:: To do ::
Extract the full set of records that follows, word for word.

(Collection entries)
——
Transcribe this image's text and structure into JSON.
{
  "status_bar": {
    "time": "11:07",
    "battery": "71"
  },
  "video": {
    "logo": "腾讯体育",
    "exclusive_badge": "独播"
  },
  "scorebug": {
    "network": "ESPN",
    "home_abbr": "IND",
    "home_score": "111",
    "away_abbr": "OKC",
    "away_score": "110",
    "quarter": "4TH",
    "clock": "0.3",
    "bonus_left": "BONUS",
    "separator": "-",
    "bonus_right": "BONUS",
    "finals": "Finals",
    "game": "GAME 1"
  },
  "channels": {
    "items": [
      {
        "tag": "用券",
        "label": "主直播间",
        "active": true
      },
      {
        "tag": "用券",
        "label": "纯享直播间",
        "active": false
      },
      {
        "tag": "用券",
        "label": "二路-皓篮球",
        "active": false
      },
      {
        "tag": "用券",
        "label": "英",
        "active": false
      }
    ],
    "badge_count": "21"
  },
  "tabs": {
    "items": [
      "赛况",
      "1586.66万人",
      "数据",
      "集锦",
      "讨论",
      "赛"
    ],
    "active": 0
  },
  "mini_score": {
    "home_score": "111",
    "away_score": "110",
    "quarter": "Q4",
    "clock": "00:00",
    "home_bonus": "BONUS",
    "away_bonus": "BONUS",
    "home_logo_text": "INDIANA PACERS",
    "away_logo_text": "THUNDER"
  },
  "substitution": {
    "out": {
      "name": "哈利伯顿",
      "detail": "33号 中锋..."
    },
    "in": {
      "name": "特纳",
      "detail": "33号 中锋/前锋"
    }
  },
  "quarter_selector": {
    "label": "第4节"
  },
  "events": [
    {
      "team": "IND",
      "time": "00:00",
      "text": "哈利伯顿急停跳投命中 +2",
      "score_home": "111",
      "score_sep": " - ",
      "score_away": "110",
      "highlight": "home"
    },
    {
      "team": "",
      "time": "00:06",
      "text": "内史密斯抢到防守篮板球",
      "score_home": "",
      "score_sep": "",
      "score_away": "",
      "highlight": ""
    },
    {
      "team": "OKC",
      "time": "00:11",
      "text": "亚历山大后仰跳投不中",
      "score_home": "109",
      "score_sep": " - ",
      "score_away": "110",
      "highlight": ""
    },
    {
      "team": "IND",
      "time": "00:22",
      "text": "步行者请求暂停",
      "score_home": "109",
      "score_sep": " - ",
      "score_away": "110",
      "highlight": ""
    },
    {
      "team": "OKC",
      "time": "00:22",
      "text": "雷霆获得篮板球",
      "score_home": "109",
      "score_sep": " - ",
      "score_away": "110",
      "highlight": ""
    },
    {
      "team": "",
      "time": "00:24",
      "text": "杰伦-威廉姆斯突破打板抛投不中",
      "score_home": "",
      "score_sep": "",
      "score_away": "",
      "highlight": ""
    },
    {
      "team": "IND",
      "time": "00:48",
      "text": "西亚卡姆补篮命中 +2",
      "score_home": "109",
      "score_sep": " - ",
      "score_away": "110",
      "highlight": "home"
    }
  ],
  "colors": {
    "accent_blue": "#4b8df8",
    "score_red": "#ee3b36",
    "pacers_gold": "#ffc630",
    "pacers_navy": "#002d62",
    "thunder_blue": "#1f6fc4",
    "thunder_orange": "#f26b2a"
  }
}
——
:: Task solution ::
Transcribe this image's text and structure into JSON.
{
  "status_bar": {
    "time": "11:07",
    "battery": "71"
  },
  "video": {
    "logo": "腾讯体育",
    "exclusive_badge": "独播"
  },
  "scorebug": {
    "network": "ESPN",
    "home_abbr": "IND",
    "home_score": "111",
    "away_abbr": "OKC",
    "away_score": "110",
    "quarter": "4TH",
    "clock": "0.3",
    "bonus_left": "BONUS",
    "separator": "-",
    "bonus_right": "BONUS",
    "finals": "Finals",
    "game": "GAME 1"
  },
  "channels": {
    "items": [
      {
        "tag": "用券",
        "label": "主直播间",
        "active": true
      },
      {
        "tag": "用券",
        "label": "纯享直播间",
        "active": false
      },
      {
        "tag": "用券",
        "label": "二路-皓篮球",
        "active": false
      },
      {
        "tag": "用券",
        "label": "英",
        "active": false
      }
    ],
    "badge_count": "21"
  },
  "tabs": {
    "items": [
      "赛况",
      "1586.66万人",
      "数据",
      "集锦",
      "讨论",
      "赛"
    ],
    "active": 0
  },
  "mini_score": {
    "home_score": "111",
    "away_score": "110",
    "quarter": "Q4",
    "clock": "00:00",
    "home_bonus": "BONUS",
    "away_bonus": "BONUS",
    "home_logo_text": "INDIANA PACERS",
    "away_logo_text": "THUNDER"
  },
  "substitution": {
    "out": {
      "name": "哈利伯顿",
      "detail": "33号 中锋..."
    },
    "in": {
      "name": "特纳",
      "detail": "33号 中锋/前锋"
    }
  },
  "quarter_selector": {
    "label": "第4节"
  },
  "events": [
    {
      "team": "IND",
      "time": "00:00",
      "text": "哈利伯顿急停跳投命中 +2",
      "score_home": "111",
      "score_sep": " - ",
      "score_away": "110",
      "highlight": "home"
    },
    {
      "team": "",
      "time": "00:06",
      "text": "内史密斯抢到防守篮板球",
      "score_home": "",
      "score_sep": "",
      "score_away": "",
      "highlight": ""
    },
    {
      "team": "OKC",
      "time": "00:11",
      "text": "亚历山大后仰跳投不中",
      "score_home": "109",
      "score_sep": " - ",
      "score_away": "110",
      "highlight": ""
    },
    {
      "team": "IND",
      "time": "00:22",
      "text": "步行者请求暂停",
      "score_home": "109",
      "score_sep": " - ",
      "score_away": "110",
      "highlight": ""
    },
    {
      "team": "OKC",
      "time": "00:22",
      "text": "雷霆获得篮板球",
      "score_home": "109",
      "score_sep": " - ",
      "score_away": "110",
      "highlight": ""
    },
    {
      "team": "",
      "time": "00:24",
      "text": "杰伦-威廉姆斯突破打板抛投不中",
      "score_home": "",
      "score_sep": "",
      "score_away": "",
      "highlight": ""
    },
    {
      "team": "IND",
      "time": "00:48",
      "text": "西亚卡姆补篮命中 +2",
      "score_home": "109",
      "score_sep": " - ",
      "score_away": "110",
      "highlight": "home"
    }
  ],
  "colors": {
    "accent_blue": "#4b8df8",
    "score_red": "#ee3b36",
    "pacers_gold": "#ffc630",
    "pacers_navy": "#002d62",
    "thunder_blue": "#1f6fc4",
    "thunder_orange": "#f26b2a"
  }
}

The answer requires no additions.